Southern Leyte Mudslide
In February 2006, a deadly rockslide-debris avalanche befell my fellow Filipino compatriots in Southern Leyte province of the Philippines following more than a week long heavy rains and a minor earthquake measuring 2.6 on the Richter scale causing widespread destruction and loss of life. Loose rock and soil debris buried the mountain village of Guinsaugon in the town of Saint Bernard including an entire elementary school of around 250 students in session. Around 200 had been confirmed dead but more than 1,500 are still missing to this day. Deforestation of the area by illegal loggers and extensive mining in the area three decades earlier had taken its toll, and together with the heavy rains and earthquake created the perfect combination for such a disaster to happen. Indeed, this was a very disturbing result of irresponsible exploitation of the earths natural resources.
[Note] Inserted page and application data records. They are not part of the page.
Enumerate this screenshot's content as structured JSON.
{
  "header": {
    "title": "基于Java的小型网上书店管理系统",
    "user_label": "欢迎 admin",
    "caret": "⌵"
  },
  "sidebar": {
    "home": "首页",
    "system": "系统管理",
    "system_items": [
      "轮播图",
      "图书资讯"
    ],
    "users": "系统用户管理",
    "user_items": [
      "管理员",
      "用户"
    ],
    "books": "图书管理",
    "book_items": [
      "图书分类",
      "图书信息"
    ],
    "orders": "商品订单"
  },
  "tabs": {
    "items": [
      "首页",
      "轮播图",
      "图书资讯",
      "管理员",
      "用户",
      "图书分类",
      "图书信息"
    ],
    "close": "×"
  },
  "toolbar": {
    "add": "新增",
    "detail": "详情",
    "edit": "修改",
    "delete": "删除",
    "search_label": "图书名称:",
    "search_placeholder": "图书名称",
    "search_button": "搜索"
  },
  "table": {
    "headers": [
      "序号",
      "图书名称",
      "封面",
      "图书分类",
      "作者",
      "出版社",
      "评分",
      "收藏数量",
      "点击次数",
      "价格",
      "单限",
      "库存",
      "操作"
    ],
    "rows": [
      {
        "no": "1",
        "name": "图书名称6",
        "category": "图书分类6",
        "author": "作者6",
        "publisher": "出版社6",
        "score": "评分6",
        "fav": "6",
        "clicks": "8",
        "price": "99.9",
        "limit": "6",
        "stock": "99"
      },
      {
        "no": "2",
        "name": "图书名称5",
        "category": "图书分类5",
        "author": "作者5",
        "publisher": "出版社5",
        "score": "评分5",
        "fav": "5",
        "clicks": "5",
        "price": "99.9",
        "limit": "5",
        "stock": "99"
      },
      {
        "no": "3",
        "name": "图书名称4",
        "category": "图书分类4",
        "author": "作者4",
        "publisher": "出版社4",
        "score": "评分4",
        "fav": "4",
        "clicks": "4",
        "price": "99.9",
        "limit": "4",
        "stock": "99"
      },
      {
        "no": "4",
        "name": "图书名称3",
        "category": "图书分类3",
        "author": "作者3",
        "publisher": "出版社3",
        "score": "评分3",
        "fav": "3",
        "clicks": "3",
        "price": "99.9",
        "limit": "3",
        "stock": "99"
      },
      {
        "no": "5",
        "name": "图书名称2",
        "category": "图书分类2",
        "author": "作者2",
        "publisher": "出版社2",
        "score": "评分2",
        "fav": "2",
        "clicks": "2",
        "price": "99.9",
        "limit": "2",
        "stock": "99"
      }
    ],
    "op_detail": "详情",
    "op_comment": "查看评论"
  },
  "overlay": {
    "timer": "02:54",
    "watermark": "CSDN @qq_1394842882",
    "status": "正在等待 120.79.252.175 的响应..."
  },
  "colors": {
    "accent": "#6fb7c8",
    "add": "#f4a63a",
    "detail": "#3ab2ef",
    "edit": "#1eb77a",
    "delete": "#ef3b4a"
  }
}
Between 1961 and 1971, during the Vietnam Conflict, the United States military under its Herbicidal Warfare Program sprayed more than 10 million gallons of Agent Orange, a potent defoliant and herbicide containing dioxin, over large areas of South Vietnam to destroy forests and crops that provided cover for Viet Cong guerrillas. Dioxin exposure, whether directly or indirectly through ingestion of food grown on affected soil, has been linked to a variety of cancers, blood and nerve disorders. Increased occurrence of birth defects, infant death, mental retardation and childhood cancers in the area have been noted. This herbicide is still causing indescribable sufferings to war veterans and civilians more than 3 decades after the conclusion of Vietnam War.
Landmines are devices designed to explode in the presence or contact of any moving object. There are around 100 million of these explosive devices entrenched into the ground during conflicts all over the world, particularly in Southeast Asia, South America and Africa. They are not only murderers and maimers of innocent civilians long after conflicts have ceased; they have also contributed to the destruction of wildlife, resulting in disruption to a regions ecological balance. Due to fear, arable lands are left untilled, depriving people of livelihood. In time, their corrosion and possible leakage of heavy metals and toxic substances will pollute rivers and degrade soil.
Global Warming is one issue that has raised much concern today. There is no longer any question about whos to blame for our current predicament. There is mounting evidence that human carelessness toward nature have resulted in the increase of the Earths average temperature due to steadily rising concentration of greenhouse gases, such as carbon dioxide, since the Industrial Revolution took effect in the late eighteenth century. Not only that, global warming has dreadful consequences, which have become more apparent in recent years; they include rapidly melting polar ice caps that cause sea levels to rise; increased frequency and intensity of extreme weather events (floods, droughts, super typhoons, etc); mass specie extinctions; and widespread epidemics, among others. Although not all these events can be directly traced to global warming, but many scientists are convinced that they will become more frequent, should the worlds temperature continue to increase.